Available data Start Marker

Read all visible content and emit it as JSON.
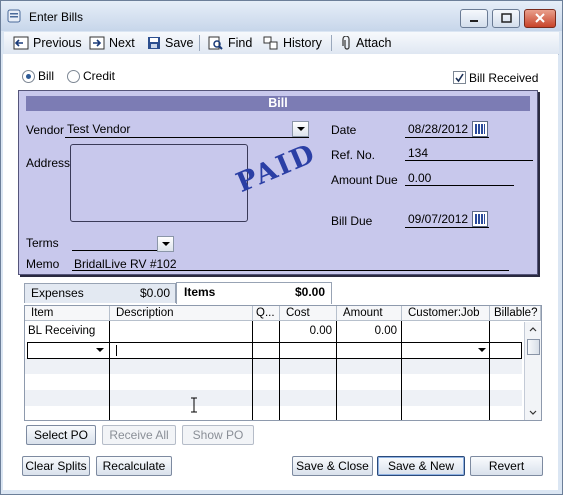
{
  "window": {
    "title": "Enter Bills"
  },
  "toolbar": {
    "previous": "Previous",
    "next": "Next",
    "save": "Save",
    "find": "Find",
    "history": "History",
    "attach": "Attach"
  },
  "mode": {
    "bill_label": "Bill",
    "credit_label": "Credit",
    "bill_received_label": "Bill Received"
  },
  "bill": {
    "header": "Bill",
    "vendor_label": "Vendor",
    "vendor_value": "Test Vendor",
    "address_label": "Address",
    "date_label": "Date",
    "date_value": "08/28/2012",
    "ref_label": "Ref. No.",
    "ref_value": "134",
    "amount_due_label": "Amount Due",
    "amount_due_value": "0.00",
    "bill_due_label": "Bill Due",
    "bill_due_value": "09/07/2012",
    "terms_label": "Terms",
    "memo_label": "Memo",
    "memo_value": "BridalLive RV #102",
    "stamp": "PAID"
  },
  "tabs": [
    {
      "label": "Expenses",
      "amount": "$0.00"
    },
    {
      "label": "Items",
      "amount": "$0.00"
    }
  ],
  "grid": {
    "columns": [
      "Item",
      "Description",
      "Q...",
      "Cost",
      "Amount",
      "Customer:Job",
      "Billable?"
    ],
    "rows": [
      {
        "item": "BL Receiving",
        "description": "",
        "qty": "",
        "cost": "0.00",
        "amount": "0.00",
        "customer": "",
        "billable": ""
      }
    ]
  },
  "grid_buttons": {
    "select_po": "Select PO",
    "receive_all": "Receive All",
    "show_po": "Show PO"
  },
  "footer": {
    "clear_splits": "Clear Splits",
    "recalculate": "Recalculate",
    "save_close": "Save & Close",
    "save_new": "Save & New",
    "revert": "Revert"
  }
}
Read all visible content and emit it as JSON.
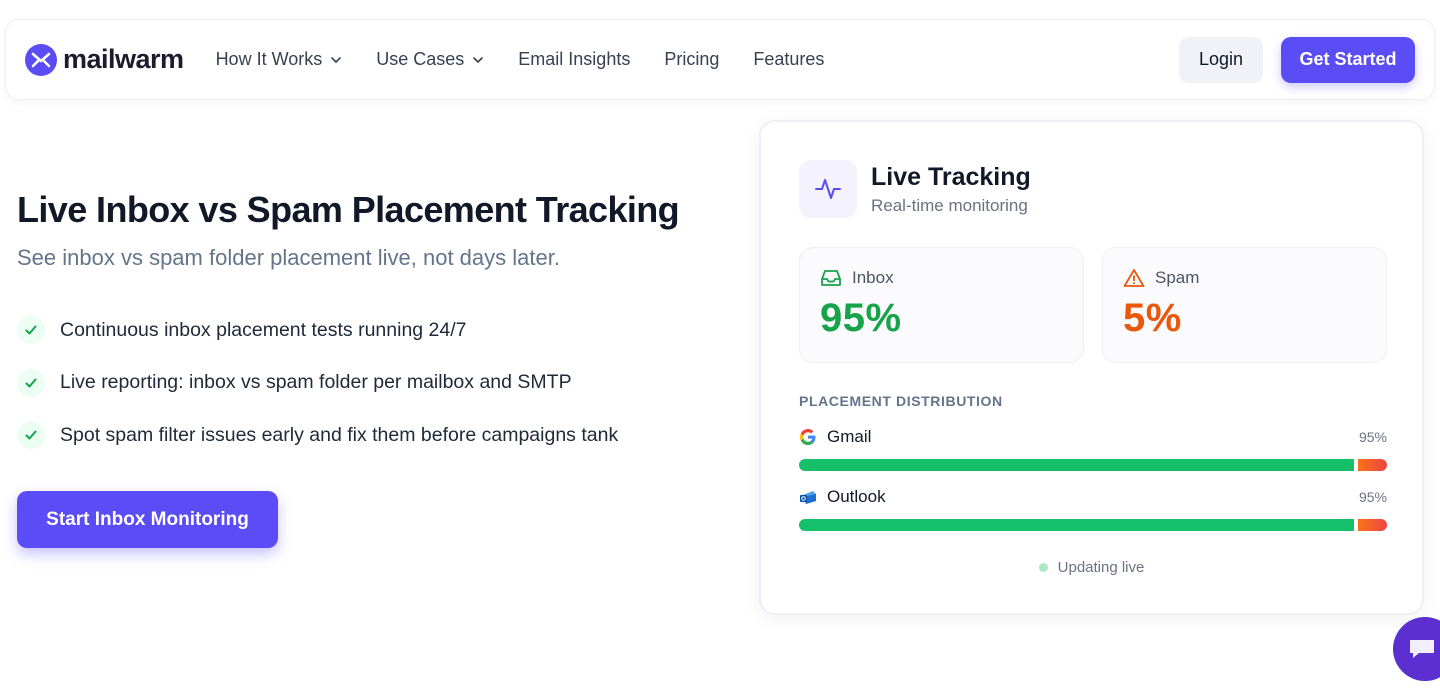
{
  "brand": {
    "name": "mailwarm",
    "accent": "#5b4cf5"
  },
  "nav": {
    "items": [
      {
        "label": "How It Works",
        "dropdown": true
      },
      {
        "label": "Use Cases",
        "dropdown": true
      },
      {
        "label": "Email Insights",
        "dropdown": false
      },
      {
        "label": "Pricing",
        "dropdown": false
      },
      {
        "label": "Features",
        "dropdown": false
      }
    ],
    "login_label": "Login",
    "get_started_label": "Get Started"
  },
  "hero": {
    "title": "Live Inbox vs Spam Placement Tracking",
    "subtitle": "See inbox vs spam folder placement live, not days later.",
    "features": [
      "Continuous inbox placement tests running 24/7",
      "Live reporting: inbox vs spam folder per mailbox and SMTP",
      "Spot spam filter issues early and fix them before campaigns tank"
    ],
    "cta_label": "Start Inbox Monitoring"
  },
  "card": {
    "title": "Live Tracking",
    "subtitle": "Real-time monitoring",
    "inbox": {
      "label": "Inbox",
      "value": "95%",
      "color": "#16a34a"
    },
    "spam": {
      "label": "Spam",
      "value": "5%",
      "color": "#ea580c"
    },
    "distribution_title": "PLACEMENT DISTRIBUTION",
    "providers": [
      {
        "name": "Gmail",
        "percent": "95%",
        "inbox_fraction": 0.95,
        "icon": "google-icon"
      },
      {
        "name": "Outlook",
        "percent": "95%",
        "inbox_fraction": 0.95,
        "icon": "outlook-icon"
      }
    ],
    "status": "Updating live"
  },
  "chat": {
    "icon": "chat-bubble-icon"
  }
}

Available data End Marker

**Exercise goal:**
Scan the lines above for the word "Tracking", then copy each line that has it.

**Result of the exercise:**
    "title": "Live Inbox vs Spam Placement Tracking",
    "title": "Live Tracking",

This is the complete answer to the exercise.